    In New Hampshire, Sen. Kelly Ayotte is fighting off a stiff challenge by the state's Democratic Gov. Maggie Hassan -- and, like Toomey, is relying on crossover Democrats and independent voters to help her win re-election. That task gets complicated if Trump is the leading Republican at the top of the ticket: She recently called Trump's initial refusal to disavow an ex-Ku Klux Klan leader "disgusting and offensive."
    Sen. Ron Johnson, facing a tough re-election fight in Wisconsin and trailing in the polls behind ex-Sen. Russ Feingold, is expressing worry about Trump's impact on his race. And two of the highest-ranking Republicans in the Wisconsin Legislature "say they won't support Trump and would consider voting for a conservative third-party candidate in the general election if he's the nominee," according to the Wisconsin State Journal.
    In Ohio, Sen. Rob Portman is explicitly seeking distance: "I'm not a rabble-rousing, red-meat Donald Trump guy," he told The Washington Post. And Sen. Mark Kirk of Illinois bluntly broke with Trump's anti-immigration rhetoric: "In a typical Chicago way, to my Mexican-American friends, I would say, 'Donald Trump callate' -- shut up."
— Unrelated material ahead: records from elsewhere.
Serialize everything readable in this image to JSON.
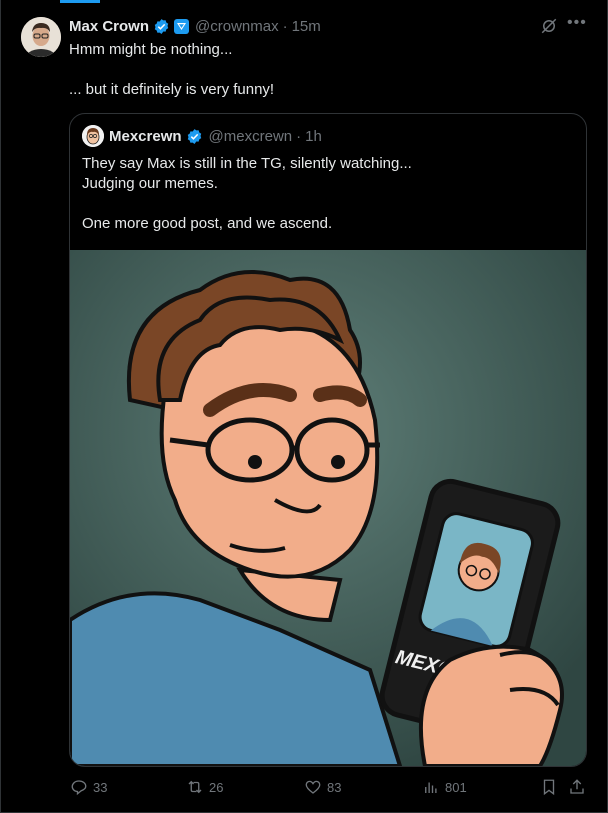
{
  "tweet": {
    "author_name": "Max Crown",
    "handle": "@crownmax",
    "separator": "·",
    "time": "15m",
    "text": "Hmm might be nothing...\n\n... but it definitely is very funny!"
  },
  "quoted": {
    "author_name": "Mexcrewn",
    "handle": "@mexcrewn",
    "separator": "·",
    "time": "1h",
    "text": "They say Max is still in the TG, silently watching...\nJudging our memes.\n\nOne more good post, and we ascend.",
    "image_phone_label": "MEXCREWN"
  },
  "actions": {
    "replies": "33",
    "reposts": "26",
    "likes": "83",
    "views": "801"
  },
  "colors": {
    "accent": "#1d9bf0",
    "muted": "#71767b",
    "text": "#e7e9ea",
    "background": "#000000"
  },
  "icons": [
    "verified-badge-icon",
    "affiliate-badge-icon",
    "grok-icon",
    "more-icon",
    "reply-icon",
    "repost-icon",
    "like-icon",
    "views-icon",
    "bookmark-icon",
    "share-icon"
  ]
}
    An internal memo from the National Republican Senatorial Committee outlined the danger last fall in a section called "Donald Trump is a Misguided Missile": "Let's face facts. Donald Trump says what's on his mind and that's a problem," the memo says. "Our candidates will have to spend full time defending him or condemning him if that continues."
    Nothing about Trump's Super Tuesday wins changes that hard reality. No matter how much the new "diplomatic" Trump tries to mend fences, Democrats have a large body of videos and documented statements showing him using or accepting profanity, inaccuracies, violence at rallies, bigoted statements and other rowdy behavior.
    That leaves party leaders with a difficult choice: Back Trump's bid and risk losing control of the Senate, or hang onto control of Congress for dear life -- and let Trump stand or fall without help from the establishment for which he has expressed such contempt.